Task instructions:
All of the data should be restated word for word, with the pictures omitted.

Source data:
=-=-=
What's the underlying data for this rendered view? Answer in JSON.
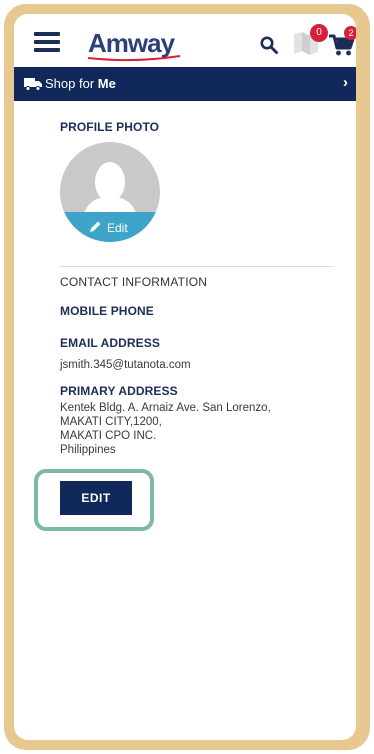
{
  "header": {
    "logo_text": "Amway",
    "flag_count": "0",
    "cart_count": "2"
  },
  "shop_bar": {
    "prefix": "Shop for ",
    "target": "Me",
    "chevron": "›"
  },
  "profile": {
    "photo_label": "PROFILE PHOTO",
    "photo_edit_label": "Edit"
  },
  "contact": {
    "section_title": "CONTACT INFORMATION",
    "mobile_label": "MOBILE PHONE",
    "email_label": "EMAIL ADDRESS",
    "email_value": "jsmith.345@tutanota.com",
    "address_label": "PRIMARY ADDRESS",
    "address_lines": [
      "Kentek Bldg. A. Arnaiz Ave. San Lorenzo,",
      "MAKATI CITY,1200,",
      "MAKATI CPO INC.",
      "Philippines"
    ]
  },
  "actions": {
    "edit_label": "EDIT"
  },
  "colors": {
    "brand_navy": "#11285a",
    "photo_edit_band": "#3ea4c9",
    "badge_red": "#d7203a",
    "highlight_green": "#7fb9a5",
    "frame_tan": "#e8c891"
  },
  "icons": [
    "menu-icon",
    "search-icon",
    "flag-icon",
    "cart-icon",
    "truck-icon",
    "chevron-right-icon",
    "pencil-icon",
    "avatar-silhouette-icon"
  ]
}
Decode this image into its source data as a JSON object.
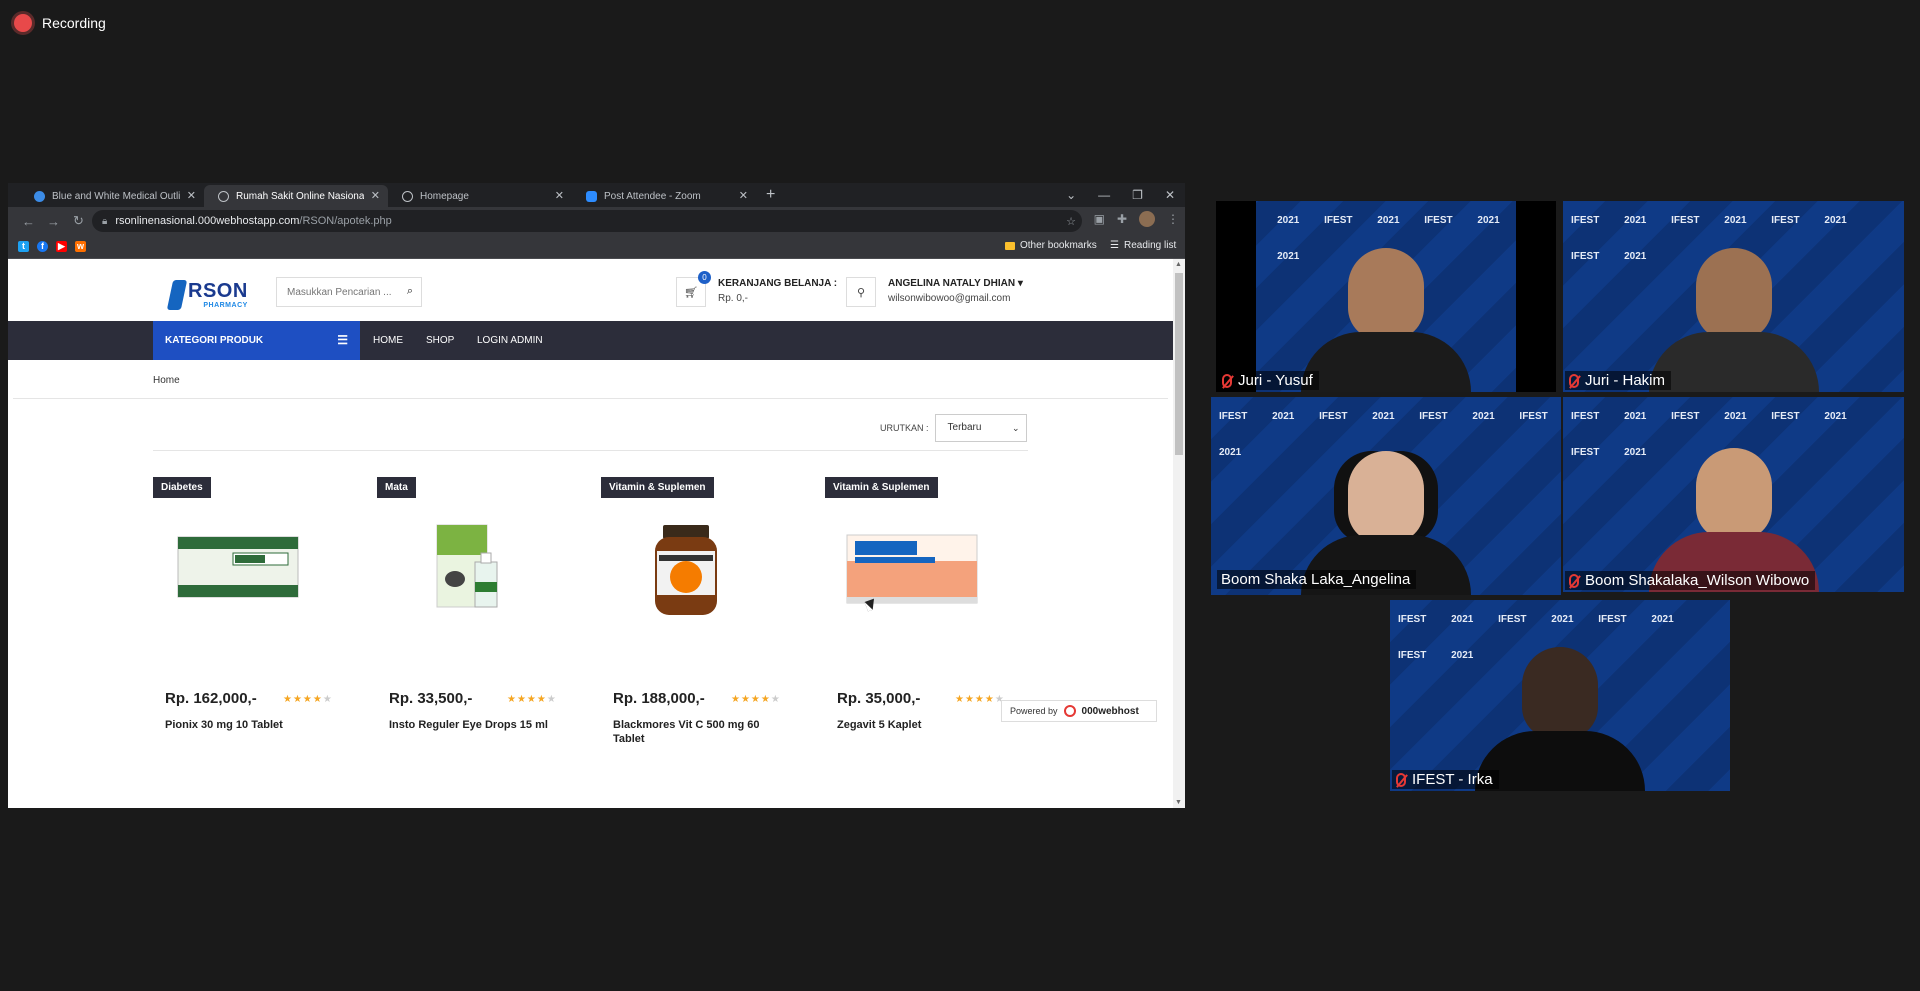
{
  "recording": {
    "label": "Recording"
  },
  "browser": {
    "tabs": [
      {
        "title": "Blue and White Medical Outline",
        "active": false,
        "favicon_color": "#3c8ce7"
      },
      {
        "title": "Rumah Sakit Online Nasional",
        "active": true,
        "favicon_color": "#9aa0a6"
      },
      {
        "title": "Homepage",
        "active": false,
        "favicon_color": "#9aa0a6"
      },
      {
        "title": "Post Attendee - Zoom",
        "active": false,
        "favicon_color": "#2d8cff"
      }
    ],
    "new_tab": "+",
    "url_domain": "rsonlinenasional.000webhostapp.com",
    "url_path": "/RSON/apotek.php",
    "bookmarks": {
      "other": "Other bookmarks",
      "reading_list": "Reading list"
    }
  },
  "site": {
    "logo": {
      "name": "RSON",
      "sub": "PHARMACY"
    },
    "search": {
      "placeholder": "Masukkan Pencarian ..."
    },
    "cart": {
      "title": "KERANJANG BELANJA :",
      "amount": "Rp. 0,-",
      "count": "0"
    },
    "user": {
      "name": "ANGELINA NATALY DHIAN",
      "email": "wilsonwibowoo@gmail.com"
    },
    "nav": {
      "category": "KATEGORI PRODUK",
      "links": [
        "HOME",
        "SHOP",
        "LOGIN ADMIN"
      ]
    },
    "breadcrumb": "Home",
    "sort": {
      "label": "URUTKAN :",
      "selected": "Terbaru"
    },
    "products": [
      {
        "category": "Diabetes",
        "price": "Rp. 162,000,-",
        "name": "Pionix 30 mg 10 Tablet",
        "rating": 4
      },
      {
        "category": "Mata",
        "price": "Rp. 33,500,-",
        "name": "Insto Reguler Eye Drops 15 ml",
        "rating": 4
      },
      {
        "category": "Vitamin & Suplemen",
        "price": "Rp. 188,000,-",
        "name": "Blackmores Vit C 500 mg 60 Tablet",
        "rating": 4
      },
      {
        "category": "Vitamin & Suplemen",
        "price": "Rp. 35,000,-",
        "name": "Zegavit 5 Kaplet",
        "rating": 4
      }
    ],
    "powered": {
      "label": "Powered by",
      "brand": "000webhost"
    }
  },
  "participants": [
    {
      "name": "Juri - Yusuf",
      "muted": true,
      "speaking": false
    },
    {
      "name": "Juri - Hakim",
      "muted": true,
      "speaking": false
    },
    {
      "name": "Boom Shaka Laka_Angelina",
      "muted": false,
      "speaking": true
    },
    {
      "name": "Boom Shakalaka_Wilson Wibowo",
      "muted": true,
      "speaking": false
    },
    {
      "name": "IFEST - Irka",
      "muted": true,
      "speaking": false
    }
  ],
  "tile_watermark": "IFEST 2021",
  "colors": {
    "accent": "#1e4fc2",
    "navbar": "#2c2d3a",
    "highlight": "#e6f04a"
  }
}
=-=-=
Problem solution:
What's the underlying data for this rendered view? Answer in JSON.
{
  "header": {
    "logo_text": "Amway",
    "flag_count": "0",
    "cart_count": "2"
  },
  "shop_bar": {
    "prefix": "Shop for ",
    "target": "Me",
    "chevron": "›"
  },
  "profile": {
    "photo_label": "PROFILE PHOTO",
    "photo_edit_label": "Edit"
  },
  "contact": {
    "section_title": "CONTACT INFORMATION",
    "mobile_label": "MOBILE PHONE",
    "email_label": "EMAIL ADDRESS",
    "email_value": "jsmith.345@tutanota.com",
    "address_label": "PRIMARY ADDRESS",
    "address_lines": [
      "Kentek Bldg. A. Arnaiz Ave. San Lorenzo,",
      "MAKATI CITY,1200,",
      "MAKATI CPO INC.",
      "Philippines"
    ]
  },
  "actions": {
    "edit_label": "EDIT"
  },
  "colors": {
    "brand_navy": "#11285a",
    "photo_edit_band": "#3ea4c9",
    "badge_red": "#d7203a",
    "highlight_green": "#7fb9a5",
    "frame_tan": "#e8c891"
  },
  "icons": [
    "menu-icon",
    "search-icon",
    "flag-icon",
    "cart-icon",
    "truck-icon",
    "chevron-right-icon",
    "pencil-icon",
    "avatar-silhouette-icon"
  ]
}
Decode this image into its source data as a JSON object.
{
  "recording": {
    "label": "Recording"
  },
  "browser": {
    "tabs": [
      {
        "title": "Blue and White Medical Outline",
        "active": false,
        "favicon_color": "#3c8ce7"
      },
      {
        "title": "Rumah Sakit Online Nasional",
        "active": true,
        "favicon_color": "#9aa0a6"
      },
      {
        "title": "Homepage",
        "active": false,
        "favicon_color": "#9aa0a6"
      },
      {
        "title": "Post Attendee - Zoom",
        "active": false,
        "favicon_color": "#2d8cff"
      }
    ],
    "new_tab": "+",
    "url_domain": "rsonlinenasional.000webhostapp.com",
    "url_path": "/RSON/apotek.php",
    "bookmarks": {
      "other": "Other bookmarks",
      "reading_list": "Reading list"
    }
  },
  "site": {
    "logo": {
      "name": "RSON",
      "sub": "PHARMACY"
    },
    "search": {
      "placeholder": "Masukkan Pencarian ..."
    },
    "cart": {
      "title": "KERANJANG BELANJA :",
      "amount": "Rp. 0,-",
      "count": "0"
    },
    "user": {
      "name": "ANGELINA NATALY DHIAN",
      "email": "wilsonwibowoo@gmail.com"
    },
    "nav": {
      "category": "KATEGORI PRODUK",
      "links": [
        "HOME",
        "SHOP",
        "LOGIN ADMIN"
      ]
    },
    "breadcrumb": "Home",
    "sort": {
      "label": "URUTKAN :",
      "selected": "Terbaru"
    },
    "products": [
      {
        "category": "Diabetes",
        "price": "Rp. 162,000,-",
        "name": "Pionix 30 mg 10 Tablet",
        "rating": 4
      },
      {
        "category": "Mata",
        "price": "Rp. 33,500,-",
        "name": "Insto Reguler Eye Drops 15 ml",
        "rating": 4
      },
      {
        "category": "Vitamin & Suplemen",
        "price": "Rp. 188,000,-",
        "name": "Blackmores Vit C 500 mg 60 Tablet",
        "rating": 4
      },
      {
        "category": "Vitamin & Suplemen",
        "price": "Rp. 35,000,-",
        "name": "Zegavit 5 Kaplet",
        "rating": 4
      }
    ],
    "powered": {
      "label": "Powered by",
      "brand": "000webhost"
    }
  },
  "participants": [
    {
      "name": "Juri - Yusuf",
      "muted": true,
      "speaking": false
    },
    {
      "name": "Juri - Hakim",
      "muted": true,
      "speaking": false
    },
    {
      "name": "Boom Shaka Laka_Angelina",
      "muted": false,
      "speaking": true
    },
    {
      "name": "Boom Shakalaka_Wilson Wibowo",
      "muted": true,
      "speaking": false
    },
    {
      "name": "IFEST - Irka",
      "muted": true,
      "speaking": false
    }
  ],
  "tile_watermark": "IFEST 2021",
  "colors": {
    "accent": "#1e4fc2",
    "navbar": "#2c2d3a",
    "highlight": "#e6f04a"
  }
}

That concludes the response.